TO DO —
Each line in the entries below that holds the string "Noise" must be copied.

Start of EXCERPTED RECORDS

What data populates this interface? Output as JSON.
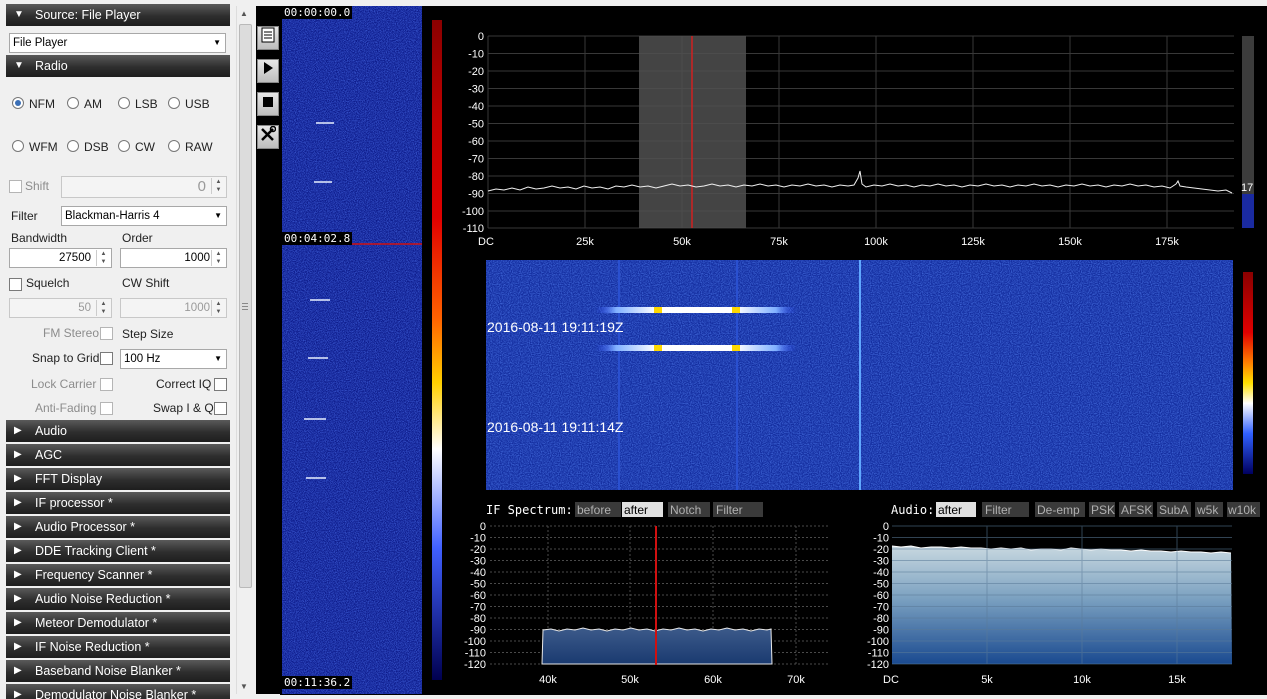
{
  "left_panel": {
    "source_header": "Source: File Player",
    "source_combo": "File Player",
    "radio_header": "Radio",
    "modes_row1": [
      "NFM",
      "AM",
      "LSB",
      "USB"
    ],
    "modes_row2": [
      "WFM",
      "DSB",
      "CW",
      "RAW"
    ],
    "selected_mode": "NFM",
    "shift_label": "Shift",
    "shift_value": "0",
    "filter_label": "Filter",
    "filter_value": "Blackman-Harris 4",
    "bandwidth_label": "Bandwidth",
    "bandwidth_value": "27500",
    "order_label": "Order",
    "order_value": "1000",
    "squelch_label": "Squelch",
    "squelch_value": "50",
    "cw_shift_label": "CW Shift",
    "cw_shift_value": "1000",
    "fm_stereo_label": "FM Stereo",
    "step_size_label": "Step Size",
    "snap_label": "Snap to Grid",
    "step_value": "100 Hz",
    "lock_carrier_label": "Lock Carrier",
    "correct_iq_label": "Correct IQ",
    "anti_fading_label": "Anti-Fading",
    "swap_iq_label": "Swap I & Q",
    "collapsed_sections": [
      "Audio",
      "AGC",
      "FFT Display",
      "IF processor *",
      "Audio Processor *",
      "DDE Tracking Client *",
      "Frequency Scanner *",
      "Audio Noise Reduction *",
      "Meteor Demodulator *",
      "IF Noise Reduction *",
      "Baseband Noise Blanker *",
      "Demodulator Noise Blanker *"
    ]
  },
  "vertical_waterfall": {
    "timestamps": [
      "00:00:00.0",
      "00:04:02.8",
      "00:11:36.2"
    ]
  },
  "main_spectrum": {
    "y_ticks": [
      "0",
      "-10",
      "-20",
      "-30",
      "-40",
      "-50",
      "-60",
      "-70",
      "-80",
      "-90",
      "-100",
      "-110"
    ],
    "x_ticks": [
      "DC",
      "25k",
      "50k",
      "75k",
      "100k",
      "125k",
      "150k",
      "175k"
    ],
    "level_value": "17",
    "colors": {
      "trace": "#ffffff",
      "center_line": "#d02020",
      "filter_band": "#4a4a4a",
      "grid": "#3a3a3a"
    }
  },
  "waterfall": {
    "timestamps": [
      "2016-08-11 19:11:19Z",
      "2016-08-11 19:11:14Z"
    ]
  },
  "if_spectrum": {
    "title": "IF Spectrum:",
    "tabs": [
      "before",
      "after",
      "Notch",
      "Filter"
    ],
    "active_tab": "after",
    "y_ticks": [
      "0",
      "-10",
      "-20",
      "-30",
      "-40",
      "-50",
      "-60",
      "-70",
      "-80",
      "-90",
      "-100",
      "-110",
      "-120"
    ],
    "x_ticks": [
      "40k",
      "50k",
      "60k",
      "70k"
    ]
  },
  "audio_spectrum": {
    "title": "Audio:",
    "tabs": [
      "after",
      "Filter",
      "De-emp",
      "PSK",
      "AFSK",
      "SubA",
      "w5k",
      "w10k"
    ],
    "active_tab": "after",
    "y_ticks": [
      "0",
      "-10",
      "-20",
      "-30",
      "-40",
      "-50",
      "-60",
      "-70",
      "-80",
      "-90",
      "-100",
      "-110",
      "-120"
    ],
    "x_ticks": [
      "DC",
      "5k",
      "10k",
      "15k"
    ]
  }
}
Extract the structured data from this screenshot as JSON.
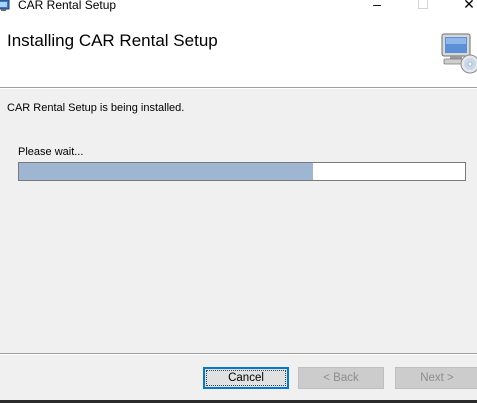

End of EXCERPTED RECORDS

FINISHED TASK —
      "Audio Noise Reduction *",
      "IF Noise Reduction *",
      "Baseband Noise Blanker *",
      "Demodulator Noise Blanker *"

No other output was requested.